Just about anything can work in your video, some useful supplies you may want:
Molding Clay (they have packs of this at the Dollar Store)
Yarn, pompoms, pipe cleaners
For our videos we used Goldfish Crackers for the characters of our videos.
Right Now You Can Enter to Win $5000 if you make your own stop Motion Video using Pepperidge Farm Goldfish-- Find More Info Here3. Set Up Your Scene
**Before you begin constructing your scene, get out the App and see how big you need it to be. You want your scene to fill the entire screen, so definitely size things out first.**
-Make the background and props you will need in your scene. Make sure you have everything ready and all of the props set to the side. We recommend taping the background in place, we taped it to the back of an old chalk board, as otherwise if it slides, it will throw things off.
--Prop Action: If you are wanting props to open or grow, you will need multiple version of that prop.
Example: In our Picnic video, the fish carries in a "folded" picnic blanket then it unfolds as he lays it out. My daughter actually made three different blankets, all of various sizes, so the blanket gets bigger as it unfolds. We also made multiple umbrellas, a folded one, partially open and fully open, to make it seem like it was actually opening up.
TIP- 3-demensional scene looks really cool, but are definitely more tricky to set up and move the figures just right, if your basic scene and background is flat, it is a bit easier to do. For your first video I recommend a flat scene.
|A 3-D Stop Motion set up we did- though someone kept eating our Goldfish!|
4. Camera Steady -Start Recording
You definitely need to have your camera mounted or somehow stationary, movement of the camera will make the whole video off and shaky. You can use a stand for your phone or tablet, or a third party one. For our picnic, I mounted my phone using a phone tri-pod which I attached to the handle of my camera tri-pod, a bit crazy but it worked. Once your camera and props are in place, then start shooting.
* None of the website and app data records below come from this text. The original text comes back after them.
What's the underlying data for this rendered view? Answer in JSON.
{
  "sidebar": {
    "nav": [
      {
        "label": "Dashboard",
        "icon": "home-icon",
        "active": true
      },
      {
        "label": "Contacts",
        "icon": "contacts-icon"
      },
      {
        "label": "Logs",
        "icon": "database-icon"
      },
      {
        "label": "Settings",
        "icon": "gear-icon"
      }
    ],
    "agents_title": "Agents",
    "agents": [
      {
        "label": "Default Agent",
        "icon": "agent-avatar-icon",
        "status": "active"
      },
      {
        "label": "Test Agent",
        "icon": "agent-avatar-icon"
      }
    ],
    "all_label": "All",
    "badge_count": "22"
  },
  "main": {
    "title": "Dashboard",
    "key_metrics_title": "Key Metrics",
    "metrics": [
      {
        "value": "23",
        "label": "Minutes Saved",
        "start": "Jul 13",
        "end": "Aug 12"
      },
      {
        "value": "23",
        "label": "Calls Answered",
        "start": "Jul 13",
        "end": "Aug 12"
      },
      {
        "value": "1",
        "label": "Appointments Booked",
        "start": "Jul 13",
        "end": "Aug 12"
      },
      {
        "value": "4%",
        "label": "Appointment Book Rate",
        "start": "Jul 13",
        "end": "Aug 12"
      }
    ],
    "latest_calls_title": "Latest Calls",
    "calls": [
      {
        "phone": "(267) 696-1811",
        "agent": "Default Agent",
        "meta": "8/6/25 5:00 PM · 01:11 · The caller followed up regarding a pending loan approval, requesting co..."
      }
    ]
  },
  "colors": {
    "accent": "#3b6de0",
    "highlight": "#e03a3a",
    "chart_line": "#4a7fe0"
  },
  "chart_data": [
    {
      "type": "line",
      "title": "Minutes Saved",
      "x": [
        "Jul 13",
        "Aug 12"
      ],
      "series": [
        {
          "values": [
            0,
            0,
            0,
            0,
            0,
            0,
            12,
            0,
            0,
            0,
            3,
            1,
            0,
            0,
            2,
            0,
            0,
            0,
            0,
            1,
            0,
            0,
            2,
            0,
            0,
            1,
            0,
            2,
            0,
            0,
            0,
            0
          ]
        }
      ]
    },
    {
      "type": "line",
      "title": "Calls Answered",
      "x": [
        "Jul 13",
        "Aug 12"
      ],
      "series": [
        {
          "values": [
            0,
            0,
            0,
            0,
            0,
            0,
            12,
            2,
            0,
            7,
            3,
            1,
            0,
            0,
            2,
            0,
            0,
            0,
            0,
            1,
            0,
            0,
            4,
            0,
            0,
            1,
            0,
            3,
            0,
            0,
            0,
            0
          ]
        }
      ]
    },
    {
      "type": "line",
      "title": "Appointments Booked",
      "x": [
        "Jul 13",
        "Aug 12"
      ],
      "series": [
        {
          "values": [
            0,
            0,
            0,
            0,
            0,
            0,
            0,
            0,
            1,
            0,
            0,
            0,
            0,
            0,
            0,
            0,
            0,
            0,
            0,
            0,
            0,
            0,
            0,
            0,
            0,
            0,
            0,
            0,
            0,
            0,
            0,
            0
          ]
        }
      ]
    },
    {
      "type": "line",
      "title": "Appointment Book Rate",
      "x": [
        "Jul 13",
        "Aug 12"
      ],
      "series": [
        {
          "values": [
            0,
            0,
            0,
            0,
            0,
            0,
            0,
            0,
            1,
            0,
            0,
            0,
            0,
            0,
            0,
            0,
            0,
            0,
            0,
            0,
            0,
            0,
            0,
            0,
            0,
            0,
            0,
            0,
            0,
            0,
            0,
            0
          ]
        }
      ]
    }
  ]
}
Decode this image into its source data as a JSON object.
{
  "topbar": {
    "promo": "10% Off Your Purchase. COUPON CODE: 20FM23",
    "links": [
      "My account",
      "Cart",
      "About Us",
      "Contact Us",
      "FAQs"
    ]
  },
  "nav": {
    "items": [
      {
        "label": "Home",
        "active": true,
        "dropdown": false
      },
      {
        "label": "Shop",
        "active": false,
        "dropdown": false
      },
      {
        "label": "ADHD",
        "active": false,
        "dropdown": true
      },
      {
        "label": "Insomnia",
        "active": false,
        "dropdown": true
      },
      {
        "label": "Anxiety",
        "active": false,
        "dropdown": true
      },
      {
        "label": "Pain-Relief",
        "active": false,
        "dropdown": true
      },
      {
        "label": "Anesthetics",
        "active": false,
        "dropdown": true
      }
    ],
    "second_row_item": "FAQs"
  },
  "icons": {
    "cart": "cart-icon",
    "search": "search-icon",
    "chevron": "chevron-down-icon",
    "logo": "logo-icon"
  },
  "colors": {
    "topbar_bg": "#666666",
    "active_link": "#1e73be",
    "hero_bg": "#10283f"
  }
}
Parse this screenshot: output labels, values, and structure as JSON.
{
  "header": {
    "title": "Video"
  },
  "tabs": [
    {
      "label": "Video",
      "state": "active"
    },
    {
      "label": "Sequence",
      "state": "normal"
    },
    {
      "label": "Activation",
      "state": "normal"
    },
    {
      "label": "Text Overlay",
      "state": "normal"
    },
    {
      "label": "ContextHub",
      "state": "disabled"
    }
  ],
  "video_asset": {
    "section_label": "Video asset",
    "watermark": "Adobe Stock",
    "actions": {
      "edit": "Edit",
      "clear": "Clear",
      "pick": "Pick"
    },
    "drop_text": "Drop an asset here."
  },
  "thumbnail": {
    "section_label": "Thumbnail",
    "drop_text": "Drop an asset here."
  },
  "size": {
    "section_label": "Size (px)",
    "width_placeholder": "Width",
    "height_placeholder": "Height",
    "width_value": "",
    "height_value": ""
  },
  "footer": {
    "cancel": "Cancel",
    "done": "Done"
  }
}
5. Shooting Tips
--Small Movements-- the more fluid you want your movie, then you need very small movements between pictures. You want to set your things in place, take a picture then move your character just a tiny bit, then snap the next picture, etc. If you want something to move faster, then move it a bigger space.
-Keep things moving-- unless something is supposed to be stationary, like a house or tree- you will want to move each movable thing a little bit in almost every shot to help it look more realistic. We did not do this as much with our first video, as we were still learning, but learned this trick in the end.
(Example- in the picnic, even when the clouds rolling in is the focus, we still moved the Goldfish just the slightest bit to make sure he looked like he wasn't a frozen statue all of the sudden).
-Take lots of pictures! Our Christmas Tree video is 145 frames and lasts about 30 seconds, so yes we moved everything 145 times for 30 seconds worth of film. It does take some time to do it well, but it is so fun! My daughter would move the things, then I would click, say okay, and she would move them a little bit more, it was fun working together.
It really can be a lot of fun making these videos, in fact we are kind of hooked and have made several now.
If you want to take a try and making Stop-Action movies- definitely check out more tips and tricks at the Goldfish Website.
--While there--Don't miss out on your chance to enter to win $5000 when you make a video of you own.
Have you ever made a Stop-Motion Movie?